Start of Record extracts

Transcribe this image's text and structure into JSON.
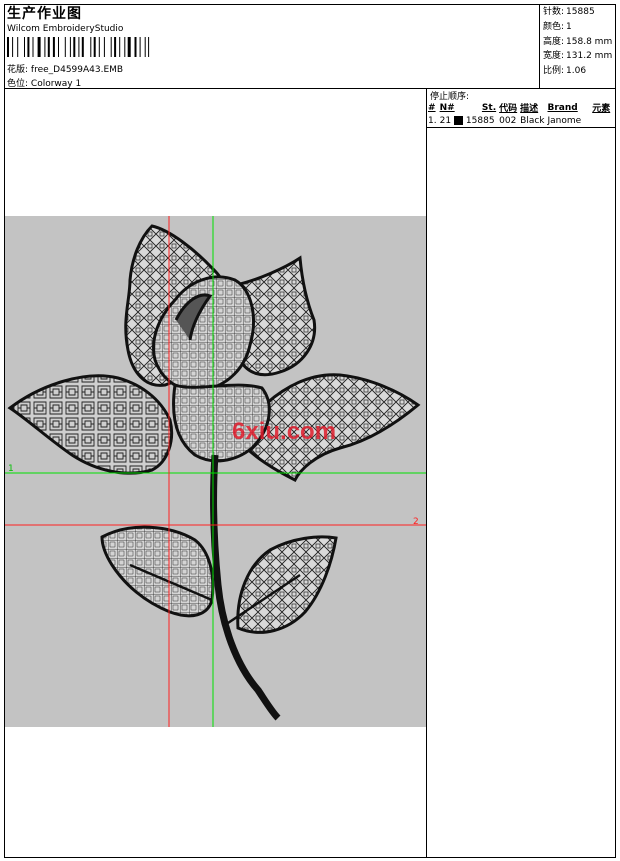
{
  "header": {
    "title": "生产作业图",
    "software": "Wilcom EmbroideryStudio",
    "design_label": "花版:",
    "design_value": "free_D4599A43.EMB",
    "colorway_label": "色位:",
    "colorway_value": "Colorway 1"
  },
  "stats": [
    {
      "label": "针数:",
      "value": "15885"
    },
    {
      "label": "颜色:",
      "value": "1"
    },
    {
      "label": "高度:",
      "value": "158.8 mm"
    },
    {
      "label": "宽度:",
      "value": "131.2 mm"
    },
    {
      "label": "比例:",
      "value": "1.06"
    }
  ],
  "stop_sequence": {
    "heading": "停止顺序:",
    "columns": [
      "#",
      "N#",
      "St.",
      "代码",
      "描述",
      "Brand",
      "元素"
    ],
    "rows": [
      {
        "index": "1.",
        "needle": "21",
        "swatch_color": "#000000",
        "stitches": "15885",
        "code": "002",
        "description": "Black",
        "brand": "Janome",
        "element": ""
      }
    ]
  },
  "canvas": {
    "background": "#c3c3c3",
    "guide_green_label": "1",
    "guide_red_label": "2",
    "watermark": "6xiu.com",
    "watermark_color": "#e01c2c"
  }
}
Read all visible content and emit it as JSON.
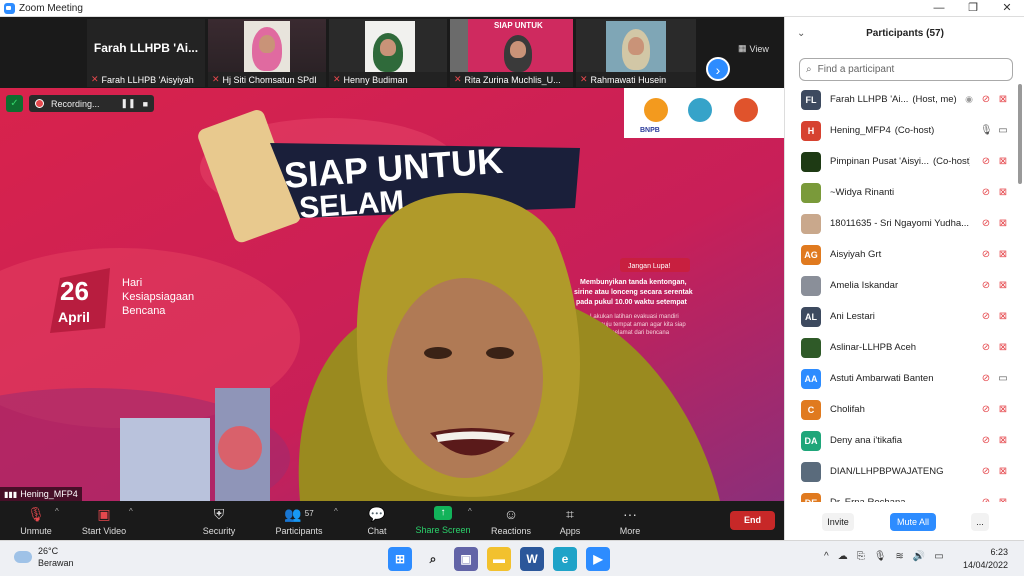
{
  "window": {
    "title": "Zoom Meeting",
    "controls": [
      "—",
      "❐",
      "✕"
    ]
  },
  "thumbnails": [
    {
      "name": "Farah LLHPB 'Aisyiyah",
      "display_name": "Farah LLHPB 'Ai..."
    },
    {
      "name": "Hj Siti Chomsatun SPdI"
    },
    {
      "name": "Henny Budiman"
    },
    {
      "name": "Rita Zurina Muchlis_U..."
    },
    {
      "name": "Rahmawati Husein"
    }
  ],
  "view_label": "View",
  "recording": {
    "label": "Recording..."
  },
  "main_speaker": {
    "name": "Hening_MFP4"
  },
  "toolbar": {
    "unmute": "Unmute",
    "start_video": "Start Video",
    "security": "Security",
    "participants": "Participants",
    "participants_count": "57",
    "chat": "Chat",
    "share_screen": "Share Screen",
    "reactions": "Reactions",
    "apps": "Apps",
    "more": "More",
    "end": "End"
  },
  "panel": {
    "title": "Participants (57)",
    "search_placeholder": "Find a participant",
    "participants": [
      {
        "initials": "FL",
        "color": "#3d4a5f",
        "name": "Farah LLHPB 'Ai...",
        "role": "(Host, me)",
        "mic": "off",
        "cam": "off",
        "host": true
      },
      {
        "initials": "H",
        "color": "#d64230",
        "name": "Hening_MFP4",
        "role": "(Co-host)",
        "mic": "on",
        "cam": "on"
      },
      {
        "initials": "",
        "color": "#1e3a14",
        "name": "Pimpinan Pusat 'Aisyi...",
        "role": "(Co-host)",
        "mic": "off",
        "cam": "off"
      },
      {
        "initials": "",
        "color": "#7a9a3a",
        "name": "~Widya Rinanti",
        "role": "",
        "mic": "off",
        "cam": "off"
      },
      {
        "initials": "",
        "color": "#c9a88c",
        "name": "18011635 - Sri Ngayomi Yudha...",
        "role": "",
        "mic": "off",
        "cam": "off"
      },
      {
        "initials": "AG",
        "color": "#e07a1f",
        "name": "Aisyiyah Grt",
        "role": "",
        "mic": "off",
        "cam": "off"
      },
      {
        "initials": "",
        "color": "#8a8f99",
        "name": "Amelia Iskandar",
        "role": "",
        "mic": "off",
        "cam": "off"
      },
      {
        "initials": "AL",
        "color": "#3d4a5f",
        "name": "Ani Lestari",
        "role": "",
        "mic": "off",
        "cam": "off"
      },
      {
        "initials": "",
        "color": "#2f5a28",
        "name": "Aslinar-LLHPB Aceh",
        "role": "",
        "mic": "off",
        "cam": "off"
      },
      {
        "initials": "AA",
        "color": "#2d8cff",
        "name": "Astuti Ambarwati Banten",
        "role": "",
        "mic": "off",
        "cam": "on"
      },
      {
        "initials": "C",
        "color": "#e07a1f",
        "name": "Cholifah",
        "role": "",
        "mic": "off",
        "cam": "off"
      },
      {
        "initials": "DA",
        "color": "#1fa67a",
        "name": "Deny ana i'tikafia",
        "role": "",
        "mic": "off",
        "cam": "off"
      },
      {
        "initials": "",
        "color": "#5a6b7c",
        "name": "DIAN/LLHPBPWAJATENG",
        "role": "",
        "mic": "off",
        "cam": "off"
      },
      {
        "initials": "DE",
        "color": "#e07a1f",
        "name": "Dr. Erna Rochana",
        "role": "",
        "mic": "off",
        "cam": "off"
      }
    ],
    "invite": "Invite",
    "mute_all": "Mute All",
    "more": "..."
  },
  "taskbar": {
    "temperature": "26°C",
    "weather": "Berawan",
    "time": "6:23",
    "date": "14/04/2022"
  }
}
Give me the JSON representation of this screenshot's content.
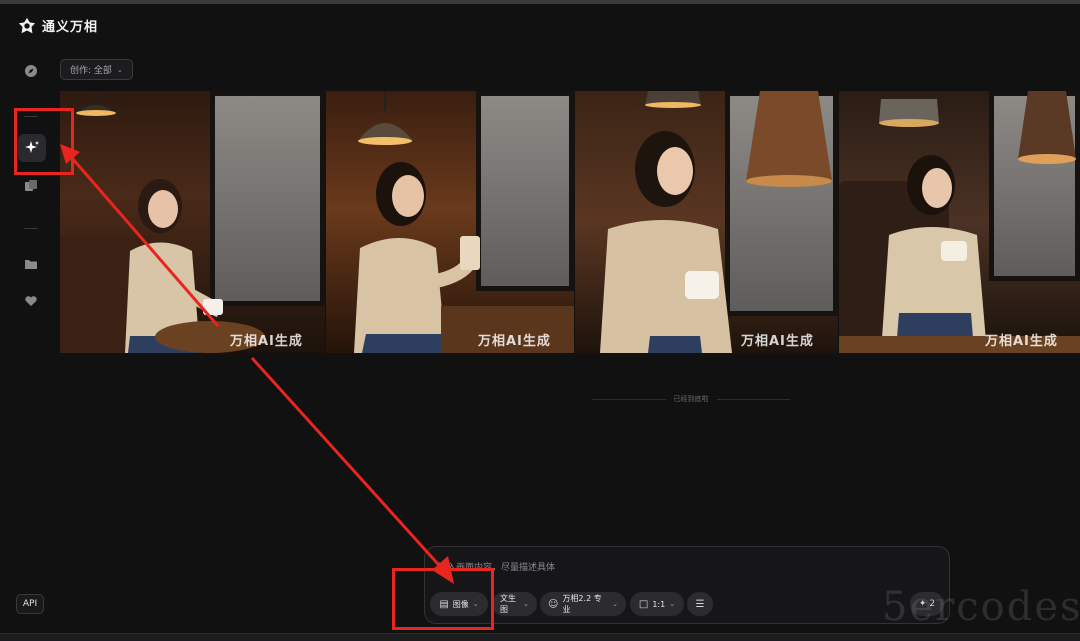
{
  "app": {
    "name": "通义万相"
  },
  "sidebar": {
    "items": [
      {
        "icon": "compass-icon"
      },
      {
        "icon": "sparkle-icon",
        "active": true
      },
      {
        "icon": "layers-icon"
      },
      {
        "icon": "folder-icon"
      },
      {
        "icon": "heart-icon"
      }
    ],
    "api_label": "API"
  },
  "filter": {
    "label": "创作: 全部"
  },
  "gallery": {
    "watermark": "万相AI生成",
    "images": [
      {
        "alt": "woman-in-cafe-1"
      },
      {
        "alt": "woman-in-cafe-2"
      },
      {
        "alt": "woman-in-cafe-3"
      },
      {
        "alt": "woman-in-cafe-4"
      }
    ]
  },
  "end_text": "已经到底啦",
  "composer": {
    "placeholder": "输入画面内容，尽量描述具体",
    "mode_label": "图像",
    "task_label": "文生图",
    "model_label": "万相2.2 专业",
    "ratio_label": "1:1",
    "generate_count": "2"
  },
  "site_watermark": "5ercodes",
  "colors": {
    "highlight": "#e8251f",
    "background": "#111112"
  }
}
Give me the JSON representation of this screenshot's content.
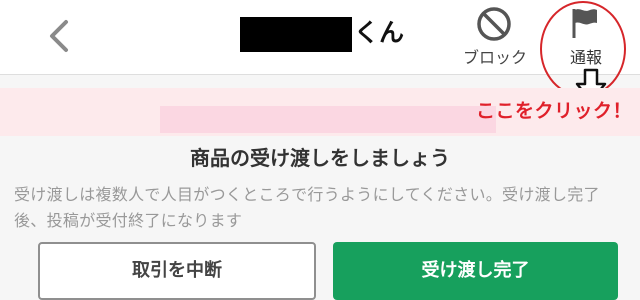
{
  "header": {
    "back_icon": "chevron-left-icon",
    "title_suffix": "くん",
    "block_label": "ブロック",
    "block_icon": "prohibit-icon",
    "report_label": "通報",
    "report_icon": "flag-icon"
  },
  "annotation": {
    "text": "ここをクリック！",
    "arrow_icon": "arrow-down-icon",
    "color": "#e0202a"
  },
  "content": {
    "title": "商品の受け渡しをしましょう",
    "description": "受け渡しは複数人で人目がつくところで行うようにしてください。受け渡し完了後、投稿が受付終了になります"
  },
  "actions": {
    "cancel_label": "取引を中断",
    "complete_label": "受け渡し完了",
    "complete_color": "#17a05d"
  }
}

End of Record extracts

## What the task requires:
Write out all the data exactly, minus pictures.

## Written response:
Transcribe this image's text and structure into JSON.
{
  "header": {
    "title": "生产作业图",
    "software": "Wilcom EmbroideryStudio",
    "design_label": "花版:",
    "design_value": "free_D4599A43.EMB",
    "colorway_label": "色位:",
    "colorway_value": "Colorway 1"
  },
  "stats": [
    {
      "label": "针数:",
      "value": "15885"
    },
    {
      "label": "颜色:",
      "value": "1"
    },
    {
      "label": "高度:",
      "value": "158.8 mm"
    },
    {
      "label": "宽度:",
      "value": "131.2 mm"
    },
    {
      "label": "比例:",
      "value": "1.06"
    }
  ],
  "stop_sequence": {
    "heading": "停止顺序:",
    "columns": [
      "#",
      "N#",
      "St.",
      "代码",
      "描述",
      "Brand",
      "元素"
    ],
    "rows": [
      {
        "index": "1.",
        "needle": "21",
        "swatch_color": "#000000",
        "stitches": "15885",
        "code": "002",
        "description": "Black",
        "brand": "Janome",
        "element": ""
      }
    ]
  },
  "canvas": {
    "background": "#c3c3c3",
    "guide_green_label": "1",
    "guide_red_label": "2",
    "watermark": "6xiu.com",
    "watermark_color": "#e01c2c"
  }
}
Read all visible content and emit it as JSON.
{
  "window": {
    "title": "Zoom Meeting",
    "controls": [
      "—",
      "❐",
      "✕"
    ]
  },
  "thumbnails": [
    {
      "name": "Farah LLHPB 'Aisyiyah",
      "display_name": "Farah LLHPB 'Ai..."
    },
    {
      "name": "Hj Siti Chomsatun SPdI"
    },
    {
      "name": "Henny Budiman"
    },
    {
      "name": "Rita Zurina Muchlis_U..."
    },
    {
      "name": "Rahmawati Husein"
    }
  ],
  "view_label": "View",
  "recording": {
    "label": "Recording..."
  },
  "main_speaker": {
    "name": "Hening_MFP4"
  },
  "toolbar": {
    "unmute": "Unmute",
    "start_video": "Start Video",
    "security": "Security",
    "participants": "Participants",
    "participants_count": "57",
    "chat": "Chat",
    "share_screen": "Share Screen",
    "reactions": "Reactions",
    "apps": "Apps",
    "more": "More",
    "end": "End"
  },
  "panel": {
    "title": "Participants (57)",
    "search_placeholder": "Find a participant",
    "participants": [
      {
        "initials": "FL",
        "color": "#3d4a5f",
        "name": "Farah LLHPB 'Ai...",
        "role": "(Host, me)",
        "mic": "off",
        "cam": "off",
        "host": true
      },
      {
        "initials": "H",
        "color": "#d64230",
        "name": "Hening_MFP4",
        "role": "(Co-host)",
        "mic": "on",
        "cam": "on"
      },
      {
        "initials": "",
        "color": "#1e3a14",
        "name": "Pimpinan Pusat 'Aisyi...",
        "role": "(Co-host)",
        "mic": "off",
        "cam": "off"
      },
      {
        "initials": "",
        "color": "#7a9a3a",
        "name": "~Widya Rinanti",
        "role": "",
        "mic": "off",
        "cam": "off"
      },
      {
        "initials": "",
        "color": "#c9a88c",
        "name": "18011635 - Sri Ngayomi Yudha...",
        "role": "",
        "mic": "off",
        "cam": "off"
      },
      {
        "initials": "AG",
        "color": "#e07a1f",
        "name": "Aisyiyah Grt",
        "role": "",
        "mic": "off",
        "cam": "off"
      },
      {
        "initials": "",
        "color": "#8a8f99",
        "name": "Amelia Iskandar",
        "role": "",
        "mic": "off",
        "cam": "off"
      },
      {
        "initials": "AL",
        "color": "#3d4a5f",
        "name": "Ani Lestari",
        "role": "",
        "mic": "off",
        "cam": "off"
      },
      {
        "initials": "",
        "color": "#2f5a28",
        "name": "Aslinar-LLHPB Aceh",
        "role": "",
        "mic": "off",
        "cam": "off"
      },
      {
        "initials": "AA",
        "color": "#2d8cff",
        "name": "Astuti Ambarwati Banten",
        "role": "",
        "mic": "off",
        "cam": "on"
      },
      {
        "initials": "C",
        "color": "#e07a1f",
        "name": "Cholifah",
        "role": "",
        "mic": "off",
        "cam": "off"
      },
      {
        "initials": "DA",
        "color": "#1fa67a",
        "name": "Deny ana i'tikafia",
        "role": "",
        "mic": "off",
        "cam": "off"
      },
      {
        "initials": "",
        "color": "#5a6b7c",
        "name": "DIAN/LLHPBPWAJATENG",
        "role": "",
        "mic": "off",
        "cam": "off"
      },
      {
        "initials": "DE",
        "color": "#e07a1f",
        "name": "Dr. Erna Rochana",
        "role": "",
        "mic": "off",
        "cam": "off"
      }
    ],
    "invite": "Invite",
    "mute_all": "Mute All",
    "more": "..."
  },
  "taskbar": {
    "temperature": "26°C",
    "weather": "Berawan",
    "time": "6:23",
    "date": "14/04/2022"
  }
}
Give me the JSON representation of this screenshot's content.
{
  "app": {
    "name": "通义万相"
  },
  "sidebar": {
    "items": [
      {
        "icon": "compass-icon"
      },
      {
        "icon": "sparkle-icon",
        "active": true
      },
      {
        "icon": "layers-icon"
      },
      {
        "icon": "folder-icon"
      },
      {
        "icon": "heart-icon"
      }
    ],
    "api_label": "API"
  },
  "filter": {
    "label": "创作: 全部"
  },
  "gallery": {
    "watermark": "万相AI生成",
    "images": [
      {
        "alt": "woman-in-cafe-1"
      },
      {
        "alt": "woman-in-cafe-2"
      },
      {
        "alt": "woman-in-cafe-3"
      },
      {
        "alt": "woman-in-cafe-4"
      }
    ]
  },
  "end_text": "已经到底啦",
  "composer": {
    "placeholder": "输入画面内容，尽量描述具体",
    "mode_label": "图像",
    "task_label": "文生图",
    "model_label": "万相2.2 专业",
    "ratio_label": "1:1",
    "generate_count": "2"
  },
  "site_watermark": "5ercodes",
  "colors": {
    "highlight": "#e8251f",
    "background": "#111112"
  }
}
Give me the JSON representation of this screenshot's content.
{
  "header": {
    "back_icon": "chevron-left-icon",
    "title_suffix": "くん",
    "block_label": "ブロック",
    "block_icon": "prohibit-icon",
    "report_label": "通報",
    "report_icon": "flag-icon"
  },
  "annotation": {
    "text": "ここをクリック！",
    "arrow_icon": "arrow-down-icon",
    "color": "#e0202a"
  },
  "content": {
    "title": "商品の受け渡しをしましょう",
    "description": "受け渡しは複数人で人目がつくところで行うようにしてください。受け渡し完了後、投稿が受付終了になります"
  },
  "actions": {
    "cancel_label": "取引を中断",
    "complete_label": "受け渡し完了",
    "complete_color": "#17a05d"
  }
}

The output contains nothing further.